In order to practice using the VLOOKUP function, nested in other functions, here is a practical exercise (Bonus 3) using clean data from the case study - developed by CartONG as part of the Data Analysis Toolbox publication. A more complete presentation of this case study can be found in the “Data Analysis Toolbox” – Part “7 The case study ”.

In this example, we propose to reconstruct a dataset indicating the duration of food security assistance as well as the size of households, among those having received this aid. To do this, you will use the nested IF and VLOOKUP functions.

Use the [“Excel Toolbox - Analysis 4.5 - Practice exercise - V1 - Statement”] file to practice using the VLOOKUP function.
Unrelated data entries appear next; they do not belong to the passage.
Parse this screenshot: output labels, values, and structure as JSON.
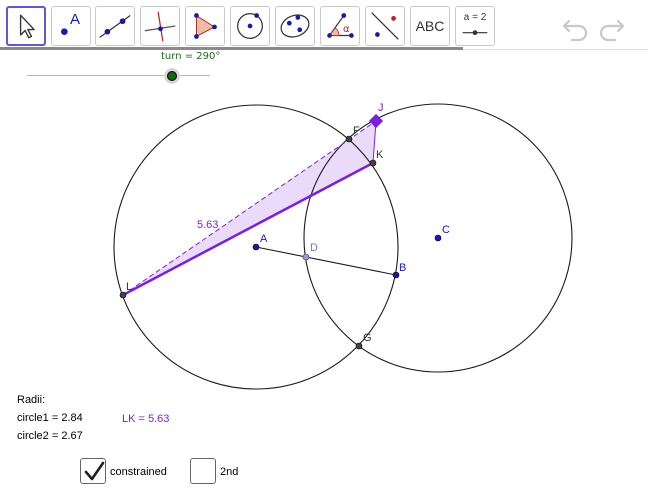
{
  "toolbar": {
    "tools": [
      {
        "name": "move-tool",
        "active": true
      },
      {
        "name": "point-tool",
        "label": "A"
      },
      {
        "name": "line-tool"
      },
      {
        "name": "perpendicular-line-tool"
      },
      {
        "name": "polygon-tool"
      },
      {
        "name": "circle-center-point-tool"
      },
      {
        "name": "ellipse-tool"
      },
      {
        "name": "angle-tool",
        "label": "α"
      },
      {
        "name": "reflect-about-line-tool"
      },
      {
        "name": "text-tool",
        "label": "ABC"
      },
      {
        "name": "slider-tool",
        "label": "a = 2"
      }
    ],
    "undo_icon": "undo-icon",
    "redo_icon": "redo-icon"
  },
  "slider": {
    "caption": "turn = 290°"
  },
  "points": {
    "A": "A",
    "B": "B",
    "C": "C",
    "D": "D",
    "F": "F",
    "G": "G",
    "J": "J",
    "K": "K",
    "L": "L"
  },
  "segment_label": "5.63",
  "info": {
    "heading": "Radii:",
    "circle1": "circle1 = 2.84",
    "circle2": "circle2 = 2.67",
    "lk": "LK = 5.63"
  },
  "checkboxes": [
    {
      "label": "constrained",
      "checked": true
    },
    {
      "label": "2nd",
      "checked": false
    }
  ],
  "colors": {
    "accent": "#6557d2",
    "segment": "#7c1fd8",
    "point_blue": "#1a1aa8",
    "slider_green": "#0e6b0e"
  }
}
In case of difficulties, or to compare your results with those of the case study, refer to the file [“Excel Toolbox - Analysis 4.5 - Practical exercise - V1 – Solutions”].

3.3.6 Copying the formula result

When you copy and paste into Excel, all cell parameters (data, formatting, formulas, etc.) are pasted into the destination cell. When copying and pasting cells with formulas:

  1. If you want to keep these formulas, you may need to correct the cell references.
  2. If the database cleaning process is complete, you can paste the result of the formulas instead of the formulas themselves to reduce the risk of automatic recalculation in the event of subsequent database changes.